THE TASK — Tally up every line in the records beneath that has "glyph", and write down only the total.
*** Opening DATA FOR REVIEW ***
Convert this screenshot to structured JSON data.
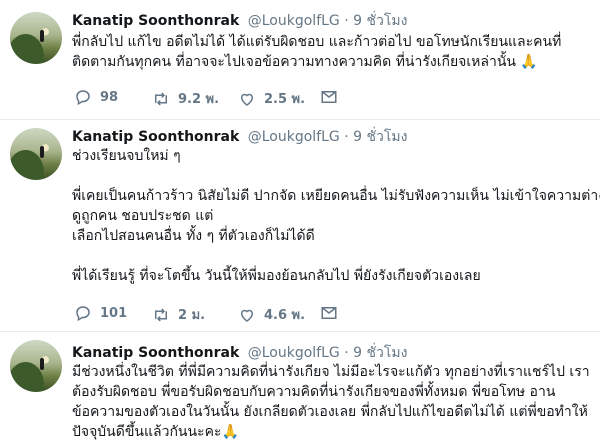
{
  "tweets": [
    {
      "name": "Kanatip Soonthonrak",
      "handle": "@LoukgolfLG",
      "dot": "·",
      "time": "9 ชั่วโมง",
      "lines": [
        "พี่กลับไป แก้ไข อดีตไม่ได้ ได้แต่รับผิดชอบ และก้าวต่อไป ขอโทษนักเรียนและคนที่",
        "ติดตามกันทุกคน ที่อาจจะไปเจอข้อความทางความคิด ที่น่ารังเกียจเหล่านั้น 🙏"
      ],
      "replies": "98",
      "retweets": "9.2 พ.",
      "likes": "2.5 พ."
    },
    {
      "name": "Kanatip Soonthonrak",
      "handle": "@LoukgolfLG",
      "dot": "·",
      "time": "9 ชั่วโมง",
      "lines": [
        "ช่วงเรียนจบใหม่ ๆ",
        "",
        "พี่เคยเป็นคนก้าวร้าว นิสัยไม่ดี ปากจัด เหยียดคนอื่น ไม่รับฟังความเห็น ไม่เข้าใจความต่าง",
        "ดูถูกคน ชอบประชด แต่",
        "เลือกไปสอนคนอื่น ทั้ง ๆ ที่ตัวเองก็ไม่ได้ดี",
        "",
        "พี่ได้เรียนรู้ ที่จะโตขึ้น วันนี้ให้พี่มองย้อนกลับไป พี่ยังรังเกียจตัวเองเลย"
      ],
      "replies": "101",
      "retweets": "2 ม.",
      "likes": "4.6 พ."
    },
    {
      "name": "Kanatip Soonthonrak",
      "handle": "@LoukgolfLG",
      "dot": "·",
      "time": "9 ชั่วโมง",
      "lines": [
        "มีช่วงหนึ่งในชีวิต ที่พี่มีความคิดที่น่ารังเกียจ ไม่มีอะไรจะแก้ตัว ทุกอย่างที่เราแชร์ไป เรา",
        "ต้องรับผิดชอบ พี่ขอรับผิดชอบกับความคิดที่น่ารังเกียจของพี่ทั้งหมด พี่ขอโทษ อาน",
        "ข้อความของตัวเองในวันนั้น ยังเกลียดตัวเองเลย พี่กลับไปแก้ไขอดีตไม่ได้ แต่พี่ขอทำให้",
        "ปัจจุบันดีขึ้นแล้วกันนะคะ🙏"
      ]
    }
  ],
  "icons": {
    "reply": "reply-icon",
    "retweet": "retweet-icon",
    "like": "heart-icon",
    "message": "message-icon"
  },
  "colors": {
    "text": "#14171a",
    "muted": "#657786",
    "separator": "#e6ecf0"
  }
}
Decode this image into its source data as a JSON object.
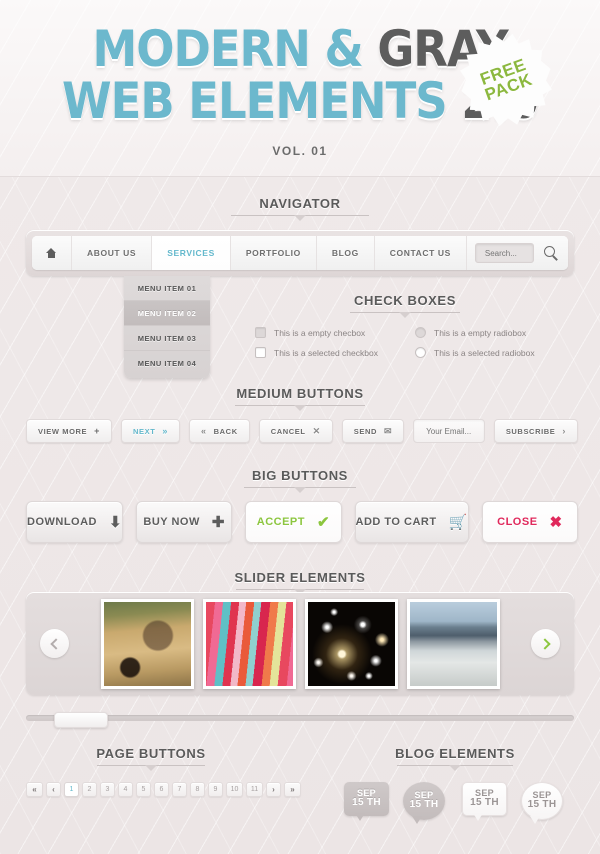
{
  "hero": {
    "title_part1": "MODERN &",
    "title_part2": "GRAY",
    "title_part3": "WEB ELEMENTS",
    "title_part4": "2.0",
    "volume": "VOL. 01",
    "badge_line1": "FREE",
    "badge_line2": "PACK"
  },
  "sections": {
    "navigator": "NAVIGATOR",
    "check_boxes": "CHECK BOXES",
    "medium_buttons": "MEDIUM BUTTONS",
    "big_buttons": "BIG BUTTONS",
    "slider_elements": "SLIDER ELEMENTS",
    "page_buttons": "PAGE BUTTONS",
    "blog_elements": "BLOG ELEMENTS"
  },
  "navigator": {
    "home_icon": "home-icon",
    "items": [
      {
        "label": "ABOUT US",
        "active": false
      },
      {
        "label": "SERVICES",
        "active": true
      },
      {
        "label": "PORTFOLIO",
        "active": false
      },
      {
        "label": "BLOG",
        "active": false
      },
      {
        "label": "CONTACT US",
        "active": false
      }
    ],
    "search": {
      "placeholder": "Search...",
      "value": "",
      "icon": "search-icon"
    }
  },
  "dropdown": {
    "items": [
      {
        "label": "MENU ITEM 01",
        "selected": false
      },
      {
        "label": "MENU ITEM 02",
        "selected": true
      },
      {
        "label": "MENU ITEM 03",
        "selected": false
      },
      {
        "label": "MENU ITEM 04",
        "selected": false
      }
    ]
  },
  "checkboxes": {
    "empty_checkbox": "This is a empty checbox",
    "selected_checkbox": "This is a selected checkbox",
    "empty_radiobox": "This is a empty radiobox",
    "selected_radiobox": "This is a selected radiobox"
  },
  "medium_buttons": [
    {
      "label": "VIEW MORE",
      "icon": "plus-icon",
      "glyph": "+",
      "accent": false,
      "icon_first": false
    },
    {
      "label": "NEXT",
      "icon": "double-chevron-right-icon",
      "glyph": "»",
      "accent": true,
      "icon_first": false
    },
    {
      "label": "BACK",
      "icon": "double-chevron-left-icon",
      "glyph": "«",
      "accent": false,
      "icon_first": true
    },
    {
      "label": "CANCEL",
      "icon": "close-x-icon",
      "glyph": "✕",
      "accent": false,
      "icon_first": false
    },
    {
      "label": "SEND",
      "icon": "envelope-icon",
      "glyph": "✉",
      "accent": false,
      "icon_first": false
    },
    {
      "label": "SUBSCRIBE",
      "icon": "chevron-right-icon",
      "glyph": "›",
      "accent": false,
      "icon_first": false
    }
  ],
  "email_field": {
    "placeholder": "Your Email......",
    "value": ""
  },
  "big_buttons": [
    {
      "label": "DOWNLOAD",
      "icon": "download-arrow-icon",
      "glyph": "⬇",
      "style": "dark"
    },
    {
      "label": "BUY NOW",
      "icon": "plus-icon",
      "glyph": "✚",
      "style": "dark"
    },
    {
      "label": "ACCEPT",
      "icon": "checkmark-icon",
      "glyph": "✔",
      "style": "green"
    },
    {
      "label": "ADD TO CART",
      "icon": "shopping-cart-icon",
      "glyph": "Ὥ2",
      "style": "dark"
    },
    {
      "label": "CLOSE",
      "icon": "close-x-icon",
      "glyph": "✖",
      "style": "pink"
    }
  ],
  "slider": {
    "prev_icon": "chevron-left-icon",
    "next_icon": "chevron-right-icon",
    "thumbnails": [
      {
        "name": "dirt-bike-photo",
        "style": "bike"
      },
      {
        "name": "colorful-fabric-photo",
        "style": "fabric"
      },
      {
        "name": "galaxy-stars-photo",
        "style": "space"
      },
      {
        "name": "snowy-lake-photo",
        "style": "lake"
      }
    ]
  },
  "scrollbar": {
    "handle_position_percent": 5
  },
  "pagination": {
    "first_icon": "«",
    "prev_icon": "‹",
    "next_icon": "›",
    "last_icon": "»",
    "pages": [
      "1",
      "2",
      "3",
      "4",
      "5",
      "6",
      "7",
      "8",
      "9",
      "10",
      "11"
    ],
    "active_page": "1"
  },
  "blog_badges": [
    {
      "month": "SEP",
      "day": "15 TH",
      "shape": "sq",
      "tone": "dark"
    },
    {
      "month": "SEP",
      "day": "15 TH",
      "shape": "ci",
      "tone": "dark"
    },
    {
      "month": "SEP",
      "day": "15 TH",
      "shape": "sq",
      "tone": "lite"
    },
    {
      "month": "SEP",
      "day": "15 TH",
      "shape": "ci",
      "tone": "lite"
    }
  ],
  "colors": {
    "accent_teal": "#63b8cc",
    "accent_green": "#8cc63f",
    "accent_pink": "#e0295c",
    "text_gray": "#5d5d5d",
    "background": "#efe9e9"
  }
}
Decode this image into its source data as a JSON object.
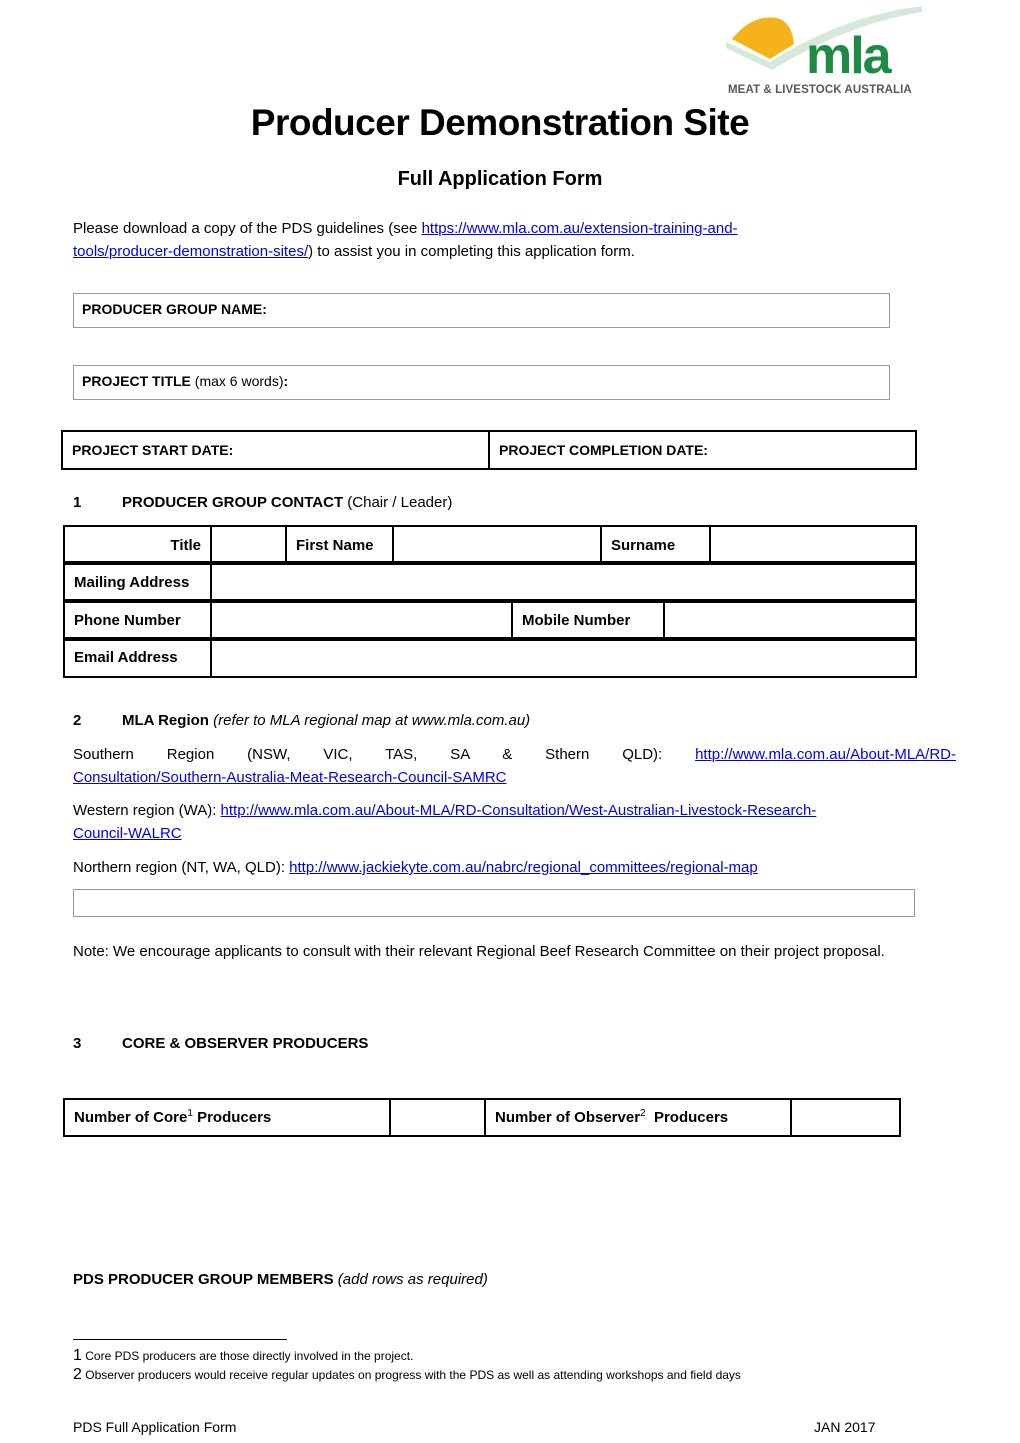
{
  "logo": {
    "wordmark": "mla",
    "tagline": "MEAT & LIVESTOCK AUSTRALIA",
    "colors": {
      "green": "#1e8a43",
      "sun": "#f5b21a",
      "swoosh": "#d6e8dc"
    }
  },
  "title": "Producer Demonstration Site",
  "subtitle": "Full Application Form",
  "intro": {
    "before": "Please download a copy of the PDS guidelines (see ",
    "link_line1": "https://www.mla.com.au/extension-training-and-",
    "link_line2": "tools/producer-demonstration-sites/",
    "after": ") to assist you in completing this application form."
  },
  "producer_group_name": {
    "label": "PRODUCER GROUP NAME:"
  },
  "project_title": {
    "label": "PROJECT TITLE",
    "hint": " (max 6 words)",
    "colon": ":"
  },
  "dates": {
    "start_label": "PROJECT START DATE:",
    "completion_label": "PROJECT COMPLETION DATE:"
  },
  "section1": {
    "number": "1",
    "title": "PRODUCER GROUP CONTACT",
    "note": " (Chair / Leader)",
    "fields": {
      "title": "Title",
      "first_name": "First Name",
      "surname": "Surname",
      "mailing_address": "Mailing Address",
      "phone_number": "Phone Number",
      "mobile_number": "Mobile Number",
      "email_address": "Email Address"
    }
  },
  "section2": {
    "number": "2",
    "title": "MLA Region",
    "note": " (refer to MLA regional map at www.mla.com.au)",
    "southern": {
      "label": "Southern Region (NSW, VIC, TAS, SA & Sthern QLD): ",
      "link_line1": "http://www.mla.com.au/About-MLA/RD-",
      "link_line2": "Consultation/Southern-Australia-Meat-Research-Council-SAMRC"
    },
    "western": {
      "label": "Western region (WA): ",
      "link_line1": "http://www.mla.com.au/About-MLA/RD-Consultation/West-Australian-Livestock-Research-",
      "link_line2": "Council-WALRC"
    },
    "northern": {
      "label": "Northern region (NT, WA, QLD): ",
      "link": "http://www.jackiekyte.com.au/nabrc/regional_committees/regional-map"
    }
  },
  "note": "Note: We encourage applicants to consult with their relevant Regional Beef Research Committee on their project proposal.",
  "section3": {
    "number": "3",
    "title": "CORE & OBSERVER PRODUCERS",
    "core_label_a": "Number of Core",
    "core_sup": "1",
    "core_label_b": " Producers",
    "observer_label_a": "Number of Observer",
    "observer_sup": "2",
    "observer_label_b": "  Producers"
  },
  "members": {
    "title": "PDS PRODUCER GROUP MEMBERS",
    "note": " (add rows as required)"
  },
  "footnotes": [
    {
      "n": "1",
      "text": " Core PDS producers are those directly involved in the project."
    },
    {
      "n": "2",
      "text": " Observer producers would receive regular updates on progress with the PDS as well as attending workshops and field days"
    }
  ],
  "footer": {
    "left": "PDS Full Application Form",
    "right": "JAN 2017"
  }
}
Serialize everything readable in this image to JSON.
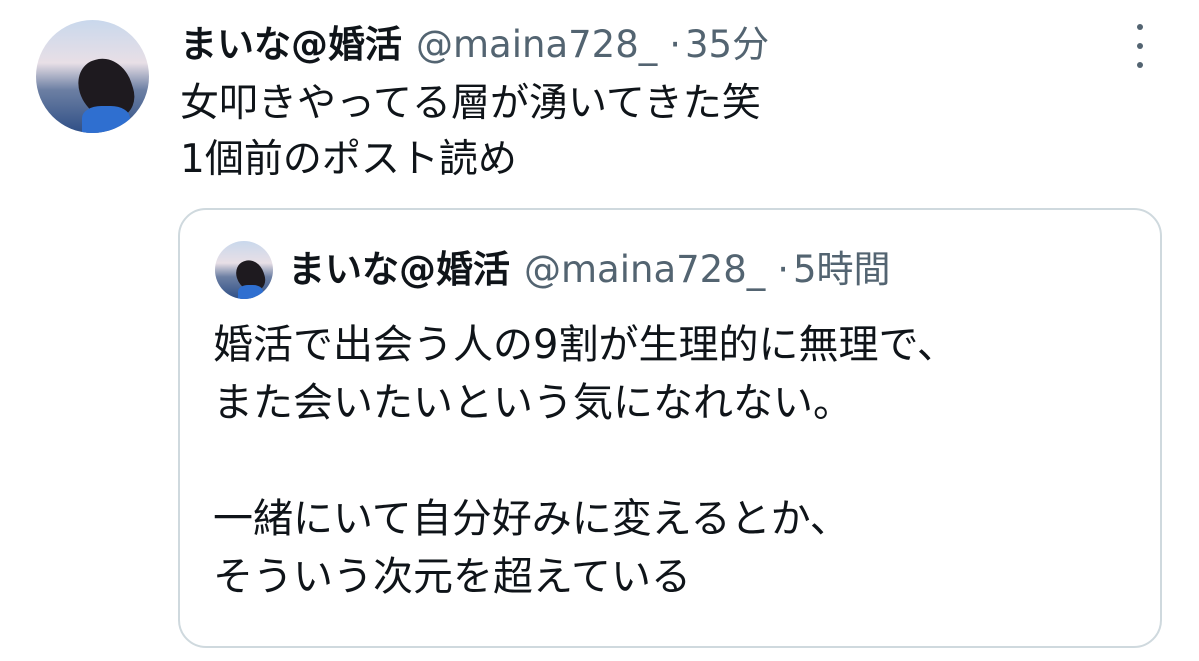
{
  "tweet": {
    "author": {
      "display_name": "まいな@婚活",
      "handle": "@maina728_",
      "avatar": "profile-photo"
    },
    "separator": "·",
    "time": "35分",
    "more_icon": "more-vertical-icon",
    "text_lines": [
      "女叩きやってる層が湧いてきた笑",
      "1個前のポスト読め"
    ]
  },
  "quote": {
    "author": {
      "display_name": "まいな@婚活",
      "handle": "@maina728_",
      "avatar": "profile-photo"
    },
    "separator": "·",
    "time": "5時間",
    "text_lines": [
      "婚活で出会う人の9割が生理的に無理で、",
      "また会いたいという気になれない。",
      "",
      "一緒にいて自分好みに変えるとか、",
      "そういう次元を超えている"
    ]
  },
  "colors": {
    "text_primary": "#0f1419",
    "text_secondary": "#536471",
    "border": "#cfd9de",
    "background": "#ffffff"
  }
}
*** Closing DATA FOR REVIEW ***
PROBLEM SOLUTION — 11